AUGUSTA, Maine (NEWS CENTER) - Governor LePage stirred up both political parties in Augusta today, saying on a radio talk show -- and again in an interview with NEWS CENTER -- that he will veto every bill until the Legislature passes his plan to pay off the state's hospital debt.
The state owes hospitals $484 million, a debt that has accumulated over a number of years. Legislators changed the law in 2009 to eliminate the problem going forward, but the debt is still there. The Governor wants to sell bonds to borrow the money to pay off the state's share - roughly $186 million-- so the federal government will pay off the balance. The Governor proposes to pay back those bonds with profits from a new wholesale liquor contract. He has also said that once hospitals are p[aid, he will finally sign off on issuing about $100 million in other bonds for construction projects, which both political parties say will create some much-needed construction jobs.
Democrats have been un-enthusiastic about the plan, and Republicans have accused them of deliberately delaying the bill. Last week, democrats scheduled a public hearing on the hospital proposal for March 15. That led to the Governor's statement today, apparently intended to increase pressure on lawmakers to pass his plan. Gov. LePage told News Center that if the Legislature can quickly pass an emergency bil to let bars open early on St. Patrick's Day, it should pass his hospital bill just as quickly. He said he would veto any other bills that come to his desk before the hospital bill is passed.
Democratic leaders called it a threat to shut down government, and said that wasn't how the process should work. Democrats say they, too, want to pay off the hospital debt, but believe that proposal needs to take its place along-side other parts of the budget, and decide if paying the hospitals is the best use of money from the liquor contract.

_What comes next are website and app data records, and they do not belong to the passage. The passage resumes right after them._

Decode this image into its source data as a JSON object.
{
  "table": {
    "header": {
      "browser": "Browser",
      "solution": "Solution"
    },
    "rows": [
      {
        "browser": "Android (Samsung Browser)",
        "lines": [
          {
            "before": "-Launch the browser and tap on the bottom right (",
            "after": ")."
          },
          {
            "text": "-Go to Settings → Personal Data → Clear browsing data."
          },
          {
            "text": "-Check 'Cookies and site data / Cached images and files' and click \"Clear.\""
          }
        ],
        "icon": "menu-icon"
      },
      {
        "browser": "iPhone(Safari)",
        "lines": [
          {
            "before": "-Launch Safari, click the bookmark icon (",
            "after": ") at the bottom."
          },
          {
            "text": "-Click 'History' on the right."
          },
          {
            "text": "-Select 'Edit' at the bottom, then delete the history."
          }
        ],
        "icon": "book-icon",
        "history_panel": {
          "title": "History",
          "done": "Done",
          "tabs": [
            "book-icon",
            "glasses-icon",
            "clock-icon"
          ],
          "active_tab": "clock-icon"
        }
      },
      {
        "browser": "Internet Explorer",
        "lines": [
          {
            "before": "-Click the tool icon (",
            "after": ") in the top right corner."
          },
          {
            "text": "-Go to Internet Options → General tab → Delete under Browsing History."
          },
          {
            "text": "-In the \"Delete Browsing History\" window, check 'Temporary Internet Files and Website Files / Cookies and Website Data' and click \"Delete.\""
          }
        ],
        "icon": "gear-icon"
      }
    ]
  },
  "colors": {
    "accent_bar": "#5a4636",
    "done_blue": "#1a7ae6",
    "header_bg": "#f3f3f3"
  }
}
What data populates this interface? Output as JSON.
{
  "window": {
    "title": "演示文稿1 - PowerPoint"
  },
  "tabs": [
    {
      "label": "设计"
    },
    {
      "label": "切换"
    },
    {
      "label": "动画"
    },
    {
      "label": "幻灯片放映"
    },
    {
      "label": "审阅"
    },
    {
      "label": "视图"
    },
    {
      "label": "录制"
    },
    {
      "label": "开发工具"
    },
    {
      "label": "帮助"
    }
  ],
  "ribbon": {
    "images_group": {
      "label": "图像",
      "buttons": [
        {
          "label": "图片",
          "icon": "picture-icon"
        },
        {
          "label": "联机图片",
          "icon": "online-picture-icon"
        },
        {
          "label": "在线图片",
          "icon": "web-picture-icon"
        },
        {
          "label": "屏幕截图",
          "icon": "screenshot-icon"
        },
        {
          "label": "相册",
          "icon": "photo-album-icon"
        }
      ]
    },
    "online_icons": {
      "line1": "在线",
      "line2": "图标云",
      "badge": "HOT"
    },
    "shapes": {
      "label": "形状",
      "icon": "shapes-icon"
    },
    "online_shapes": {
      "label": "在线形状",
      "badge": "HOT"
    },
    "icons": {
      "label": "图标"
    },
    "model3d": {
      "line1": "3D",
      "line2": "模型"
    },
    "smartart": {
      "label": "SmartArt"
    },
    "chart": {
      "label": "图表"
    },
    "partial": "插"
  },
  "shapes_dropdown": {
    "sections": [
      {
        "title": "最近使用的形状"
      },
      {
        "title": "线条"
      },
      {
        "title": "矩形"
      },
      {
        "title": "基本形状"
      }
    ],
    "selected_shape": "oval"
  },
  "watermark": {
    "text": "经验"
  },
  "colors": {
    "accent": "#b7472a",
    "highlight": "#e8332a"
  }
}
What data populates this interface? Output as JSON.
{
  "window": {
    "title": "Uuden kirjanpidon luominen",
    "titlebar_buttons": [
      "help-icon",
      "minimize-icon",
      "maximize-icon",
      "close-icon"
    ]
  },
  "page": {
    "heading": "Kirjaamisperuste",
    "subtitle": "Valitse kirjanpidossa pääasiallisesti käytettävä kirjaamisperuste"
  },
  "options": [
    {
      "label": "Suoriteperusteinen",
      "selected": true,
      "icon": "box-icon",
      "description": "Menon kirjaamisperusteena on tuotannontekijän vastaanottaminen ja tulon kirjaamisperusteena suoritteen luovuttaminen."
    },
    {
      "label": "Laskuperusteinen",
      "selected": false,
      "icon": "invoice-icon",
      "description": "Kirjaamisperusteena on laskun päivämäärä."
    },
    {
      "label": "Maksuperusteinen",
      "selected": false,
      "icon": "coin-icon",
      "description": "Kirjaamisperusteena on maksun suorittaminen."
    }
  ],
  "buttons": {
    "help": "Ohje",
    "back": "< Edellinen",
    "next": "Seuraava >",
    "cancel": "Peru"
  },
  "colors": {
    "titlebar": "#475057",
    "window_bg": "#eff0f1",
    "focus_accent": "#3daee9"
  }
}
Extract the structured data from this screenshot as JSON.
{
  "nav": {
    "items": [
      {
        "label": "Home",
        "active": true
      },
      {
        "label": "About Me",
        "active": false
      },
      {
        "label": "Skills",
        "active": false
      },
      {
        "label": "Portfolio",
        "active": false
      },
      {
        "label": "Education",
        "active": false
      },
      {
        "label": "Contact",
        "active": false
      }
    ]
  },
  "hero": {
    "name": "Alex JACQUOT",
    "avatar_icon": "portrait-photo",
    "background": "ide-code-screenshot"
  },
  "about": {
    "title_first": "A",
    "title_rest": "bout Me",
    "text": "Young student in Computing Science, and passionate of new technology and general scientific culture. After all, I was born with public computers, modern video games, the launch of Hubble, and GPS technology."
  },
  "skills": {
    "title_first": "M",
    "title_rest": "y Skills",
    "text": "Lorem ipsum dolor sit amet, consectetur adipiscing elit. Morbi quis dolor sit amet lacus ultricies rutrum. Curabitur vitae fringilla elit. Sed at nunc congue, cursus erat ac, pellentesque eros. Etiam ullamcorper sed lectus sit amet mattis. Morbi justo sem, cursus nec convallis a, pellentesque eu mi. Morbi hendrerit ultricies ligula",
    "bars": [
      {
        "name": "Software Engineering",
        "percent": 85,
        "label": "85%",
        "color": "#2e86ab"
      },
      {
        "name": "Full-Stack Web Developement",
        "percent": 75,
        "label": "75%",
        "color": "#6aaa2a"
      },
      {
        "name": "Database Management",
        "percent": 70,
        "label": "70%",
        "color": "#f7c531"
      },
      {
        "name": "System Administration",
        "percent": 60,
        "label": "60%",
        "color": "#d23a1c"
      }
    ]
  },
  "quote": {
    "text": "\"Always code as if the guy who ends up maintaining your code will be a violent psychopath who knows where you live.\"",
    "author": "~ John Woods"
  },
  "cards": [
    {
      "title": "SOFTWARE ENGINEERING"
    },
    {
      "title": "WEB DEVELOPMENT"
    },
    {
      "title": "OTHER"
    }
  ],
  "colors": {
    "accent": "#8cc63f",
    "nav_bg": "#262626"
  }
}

Late this afternoon, the Governor appeared to back off from his earlier statements, telling GOP leaders he will not veto bills that have "significant bipartisan support" or create jobs.
Democrats, meanwhile, are also raising questions about the proposed new liquor contract. The Director of the state's Bureau of Alcoholic Beverages and Lottery said today the LePage Administration's proposal would still contract the wholesale business to a private company, as it does now.